After a year of stalled negotiations, fresh changes to draft rules affecting workers temporarily sent to other EU countries are further deepening rifts between eastern and western member states.
A new compromise draft from Malta, which currently holds the rotating presidency of the Council of the EU, has caused outrage among some eastern EU countries.
A group of countries including Poland, Romania and Hungary has fiercely opposed any legal changes to 21-year-old posted workers rules and called western EU member states protectionist for pushing measures to raise pay for workers from lower wage countries.
The European Commission proposed the overhaul one year ago and vetoed ‘yellow cards’ from 11 countries that tried to block the changes last summer on grounds that it would harm the internal market.
The rules allow workers to be sent temporarily to another EU country but still pay social contributions in their home countries.
New changes to the draft bill have only stirred tensions between some member states.
Transport workers are explicitly pulled under the rules, according to Malta’s compromise bill, which was circulated to EU diplomats this week and seen by EURACTIV.com.

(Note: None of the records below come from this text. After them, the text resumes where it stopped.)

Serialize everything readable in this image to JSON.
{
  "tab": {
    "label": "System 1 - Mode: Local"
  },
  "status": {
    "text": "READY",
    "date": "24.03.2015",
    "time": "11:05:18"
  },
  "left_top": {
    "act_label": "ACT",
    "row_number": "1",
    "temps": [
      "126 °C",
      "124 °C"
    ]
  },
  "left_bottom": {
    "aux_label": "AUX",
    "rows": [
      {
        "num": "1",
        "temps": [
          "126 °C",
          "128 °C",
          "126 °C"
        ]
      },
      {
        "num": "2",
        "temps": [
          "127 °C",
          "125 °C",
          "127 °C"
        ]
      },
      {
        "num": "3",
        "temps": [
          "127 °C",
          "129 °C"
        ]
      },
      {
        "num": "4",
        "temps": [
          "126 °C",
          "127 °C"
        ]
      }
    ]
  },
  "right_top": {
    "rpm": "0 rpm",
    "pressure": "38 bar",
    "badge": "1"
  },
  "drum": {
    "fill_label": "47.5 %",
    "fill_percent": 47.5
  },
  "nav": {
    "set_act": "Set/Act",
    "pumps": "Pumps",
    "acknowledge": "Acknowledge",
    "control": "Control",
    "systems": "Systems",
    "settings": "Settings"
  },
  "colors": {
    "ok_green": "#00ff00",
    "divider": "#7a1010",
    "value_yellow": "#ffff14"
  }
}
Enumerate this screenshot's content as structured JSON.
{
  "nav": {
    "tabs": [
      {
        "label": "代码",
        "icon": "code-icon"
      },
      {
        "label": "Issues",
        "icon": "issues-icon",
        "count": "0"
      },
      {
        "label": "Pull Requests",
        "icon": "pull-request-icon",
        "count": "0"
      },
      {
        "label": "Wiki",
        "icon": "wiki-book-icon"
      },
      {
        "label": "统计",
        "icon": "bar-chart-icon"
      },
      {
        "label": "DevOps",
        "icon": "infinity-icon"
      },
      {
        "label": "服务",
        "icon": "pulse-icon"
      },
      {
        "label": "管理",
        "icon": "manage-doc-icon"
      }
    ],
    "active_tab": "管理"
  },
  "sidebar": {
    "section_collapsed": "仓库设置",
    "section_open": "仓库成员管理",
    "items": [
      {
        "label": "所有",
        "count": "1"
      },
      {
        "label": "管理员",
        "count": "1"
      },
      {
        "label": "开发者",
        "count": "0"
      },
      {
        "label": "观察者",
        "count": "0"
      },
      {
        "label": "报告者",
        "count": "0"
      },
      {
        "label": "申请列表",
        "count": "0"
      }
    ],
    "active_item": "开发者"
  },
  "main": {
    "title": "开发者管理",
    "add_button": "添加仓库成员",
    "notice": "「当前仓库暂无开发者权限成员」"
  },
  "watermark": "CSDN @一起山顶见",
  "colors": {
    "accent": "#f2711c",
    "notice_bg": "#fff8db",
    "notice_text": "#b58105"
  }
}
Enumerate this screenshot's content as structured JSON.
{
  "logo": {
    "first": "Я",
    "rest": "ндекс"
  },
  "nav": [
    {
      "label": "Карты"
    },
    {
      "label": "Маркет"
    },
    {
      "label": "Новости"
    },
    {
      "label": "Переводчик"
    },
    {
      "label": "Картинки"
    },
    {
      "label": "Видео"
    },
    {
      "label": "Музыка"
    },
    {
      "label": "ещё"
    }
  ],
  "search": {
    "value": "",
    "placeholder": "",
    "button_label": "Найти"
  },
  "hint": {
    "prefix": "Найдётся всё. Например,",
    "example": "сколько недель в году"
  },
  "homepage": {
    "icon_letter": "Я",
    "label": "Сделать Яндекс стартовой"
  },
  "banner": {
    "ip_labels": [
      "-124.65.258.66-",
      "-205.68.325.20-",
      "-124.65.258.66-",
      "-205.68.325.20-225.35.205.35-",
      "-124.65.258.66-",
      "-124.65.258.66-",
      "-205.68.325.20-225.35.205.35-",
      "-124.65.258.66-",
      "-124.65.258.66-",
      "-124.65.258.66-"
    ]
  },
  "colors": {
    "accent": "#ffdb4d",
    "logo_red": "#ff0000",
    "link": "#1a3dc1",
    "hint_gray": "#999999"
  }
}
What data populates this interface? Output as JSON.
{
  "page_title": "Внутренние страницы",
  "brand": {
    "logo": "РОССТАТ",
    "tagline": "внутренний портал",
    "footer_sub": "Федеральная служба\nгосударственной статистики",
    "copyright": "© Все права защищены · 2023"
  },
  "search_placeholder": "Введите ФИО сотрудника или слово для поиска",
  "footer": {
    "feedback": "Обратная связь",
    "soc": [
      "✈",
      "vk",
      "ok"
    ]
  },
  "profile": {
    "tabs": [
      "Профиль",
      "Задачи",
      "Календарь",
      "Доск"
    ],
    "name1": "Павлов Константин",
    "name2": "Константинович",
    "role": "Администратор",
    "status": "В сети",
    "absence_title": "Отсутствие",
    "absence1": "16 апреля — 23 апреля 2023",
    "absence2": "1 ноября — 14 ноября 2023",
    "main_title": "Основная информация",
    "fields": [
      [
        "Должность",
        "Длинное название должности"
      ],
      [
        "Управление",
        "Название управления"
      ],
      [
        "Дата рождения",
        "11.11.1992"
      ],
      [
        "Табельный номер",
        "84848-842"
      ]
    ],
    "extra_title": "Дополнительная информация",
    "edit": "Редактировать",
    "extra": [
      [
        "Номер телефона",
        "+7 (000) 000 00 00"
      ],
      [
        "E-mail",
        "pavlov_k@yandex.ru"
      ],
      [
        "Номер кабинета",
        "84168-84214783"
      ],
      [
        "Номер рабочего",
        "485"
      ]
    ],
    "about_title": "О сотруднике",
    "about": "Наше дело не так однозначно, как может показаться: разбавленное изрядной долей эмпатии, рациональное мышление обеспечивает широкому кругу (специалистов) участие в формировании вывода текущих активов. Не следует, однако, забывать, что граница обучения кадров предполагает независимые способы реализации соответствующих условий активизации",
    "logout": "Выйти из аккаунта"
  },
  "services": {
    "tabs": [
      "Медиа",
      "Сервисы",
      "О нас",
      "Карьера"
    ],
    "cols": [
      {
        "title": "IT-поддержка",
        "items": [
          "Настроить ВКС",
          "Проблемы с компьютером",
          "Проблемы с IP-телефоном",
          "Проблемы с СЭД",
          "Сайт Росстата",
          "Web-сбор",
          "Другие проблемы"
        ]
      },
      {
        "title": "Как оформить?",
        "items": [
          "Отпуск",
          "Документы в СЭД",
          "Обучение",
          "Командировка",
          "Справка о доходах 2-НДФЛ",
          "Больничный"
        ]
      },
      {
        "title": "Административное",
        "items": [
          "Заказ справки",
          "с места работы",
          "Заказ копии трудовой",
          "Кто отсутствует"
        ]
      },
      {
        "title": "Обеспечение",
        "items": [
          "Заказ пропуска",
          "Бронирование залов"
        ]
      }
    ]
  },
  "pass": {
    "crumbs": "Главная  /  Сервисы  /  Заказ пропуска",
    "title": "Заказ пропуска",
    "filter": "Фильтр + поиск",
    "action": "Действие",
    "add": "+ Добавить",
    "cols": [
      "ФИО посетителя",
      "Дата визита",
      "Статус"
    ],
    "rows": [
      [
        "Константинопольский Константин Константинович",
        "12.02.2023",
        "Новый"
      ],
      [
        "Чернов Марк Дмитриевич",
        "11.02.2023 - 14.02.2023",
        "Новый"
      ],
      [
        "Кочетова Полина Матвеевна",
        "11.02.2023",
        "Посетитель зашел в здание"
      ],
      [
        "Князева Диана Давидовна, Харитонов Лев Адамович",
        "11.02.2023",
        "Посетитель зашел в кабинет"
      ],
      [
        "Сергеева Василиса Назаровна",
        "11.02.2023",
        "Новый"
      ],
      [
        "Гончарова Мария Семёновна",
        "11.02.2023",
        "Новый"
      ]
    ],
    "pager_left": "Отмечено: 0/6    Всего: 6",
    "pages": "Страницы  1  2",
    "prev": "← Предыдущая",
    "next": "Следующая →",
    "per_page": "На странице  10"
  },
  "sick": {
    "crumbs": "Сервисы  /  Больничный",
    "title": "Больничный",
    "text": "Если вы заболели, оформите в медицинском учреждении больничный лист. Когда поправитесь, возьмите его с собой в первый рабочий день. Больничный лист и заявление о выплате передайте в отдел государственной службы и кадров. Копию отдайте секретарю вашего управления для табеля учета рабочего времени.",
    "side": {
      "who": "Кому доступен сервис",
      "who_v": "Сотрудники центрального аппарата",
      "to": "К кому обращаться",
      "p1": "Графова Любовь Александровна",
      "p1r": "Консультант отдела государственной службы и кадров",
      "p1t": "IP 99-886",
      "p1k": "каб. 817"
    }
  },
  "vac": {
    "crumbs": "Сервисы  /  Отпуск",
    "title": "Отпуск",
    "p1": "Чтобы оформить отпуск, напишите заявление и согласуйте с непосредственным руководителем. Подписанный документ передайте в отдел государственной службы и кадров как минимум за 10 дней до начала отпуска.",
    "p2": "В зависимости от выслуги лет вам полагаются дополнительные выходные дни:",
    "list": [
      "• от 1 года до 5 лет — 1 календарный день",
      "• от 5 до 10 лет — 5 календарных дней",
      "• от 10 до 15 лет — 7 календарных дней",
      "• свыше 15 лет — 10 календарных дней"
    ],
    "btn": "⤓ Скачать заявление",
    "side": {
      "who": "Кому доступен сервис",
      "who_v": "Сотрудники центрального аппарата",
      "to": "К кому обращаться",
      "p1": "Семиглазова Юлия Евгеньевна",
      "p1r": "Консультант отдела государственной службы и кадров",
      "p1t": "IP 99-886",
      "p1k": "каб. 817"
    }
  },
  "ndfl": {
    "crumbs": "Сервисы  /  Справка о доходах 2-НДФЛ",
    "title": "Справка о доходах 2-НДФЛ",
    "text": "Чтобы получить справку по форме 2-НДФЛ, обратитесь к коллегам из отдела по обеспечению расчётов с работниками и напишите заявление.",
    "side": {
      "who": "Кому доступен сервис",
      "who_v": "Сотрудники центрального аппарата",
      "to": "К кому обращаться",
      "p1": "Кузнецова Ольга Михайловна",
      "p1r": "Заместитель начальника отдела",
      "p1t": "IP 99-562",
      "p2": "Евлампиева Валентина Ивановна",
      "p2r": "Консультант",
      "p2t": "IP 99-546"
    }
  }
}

That measure has upset opposing countries that argue it is too hard to apply national employment law to truck drivers who pass through a country.
Employers who send workers to other EU countries will also have to make sure their workers’ accommodation meets local standard conditions, under changes inserted into Malta’s proposal.
National authorities in countries hosting the posted workers “should” check on housing situations. Employers outside the country will be responsible if conditions are bad.
France has been one of the most outspoken countries pushing for legal change, citing a boom in low-wage workers coming to western EU countries since the law was passed in 1996.
After Germany, France hosts the second highest number of temporarily posted workers in the EU. The number of posted workers in Germany mushroomed by 67.5% between 2010 and 2015.
Diplomats are in for another tense debate when they meet to discuss the Maltese proposal next Monday (27 March). If countries are still divided after that, diplomats said they might hand over the talks to ambassadors, signalling that political input is needed to finally end the deadlock.
The Maltese Council presidency has insisted it wants to strike an agreement between the diplomats from all EU countries by June. After that, national diplomats will have to negotiate a compromise with the European Parliament and Commission before the law is passed.
Negotiations on the controversial file have also been slow in the European Parliament, where MEPs in the Employment Committee debated amendments to the bill yesterday.
But diplomats said they are ready to put the Maltese draft to a vote in Council as soon as a majority supports the text. If a compromise between all 28 countries cannot be reached, the bill can still pass through Council as long as a qualified majority of diplomats from at least 16 countries making up 65% of the total EU population vote in favour.
One diplomat said the group of countries strongly opposing the bill will “never vote in favour”. The Maltese presidency is already weighing how much support it has for the vote, several diplomats told EURACTIV.
“It will not be at all costs that we will try to get a general approach [compromise],” a Maltese diplomat said at a Brussels conference last week.
Remuneration in question
One hotly debated point still dividing countries is remuneration. Some diplomats say the term is too vague and could force employers to pay a range of fees, in addition to wages, if they are required by the country where workers are sent temporarily.
Remuneration is left up to national law in countries “to whose territory the worker is posted”, according to the Maltese draft compromise. The Commission’s proposal from last year used the term remuneration, replacing language on “minimum rates of pay” from the 1996 directive. Some diplomats from countries opposed to the proposal are protesting that the renaming could mean employers will have to pay a huge amount of fees that vary widely from country to country.
As a possible vote in Council approaches, countries in favour of the proposal are trying to convince diplomats that could still swing the decision.
Maltese diplomats are considering changes to their draft that could help win over countries that are undecided on the bill. Ireland, Spain and Portugal want measures on subcontracted workers who are posted to other countries to be taken out of the draft.
“We’re trying to expand as much as possible the base of support,” said one diplomat from a country in favour of the legislation. Removing subcontracting from the text would be one way to do that, the source said.
The countries that have most vocally supported tightening rules on posted workers want the Maltese draft to pass, even though they have not gotten everything they wanted.
Diplomats rejected a French amendment to crack down on so-called letterbox companies that use addresses in lower wage EU countries to underpay workers. A French diplomat said France will keep pushing for measures on letterbox companies to be included in the draft bill before it goes to a vote in Council—or becomes part of a compromise agreement.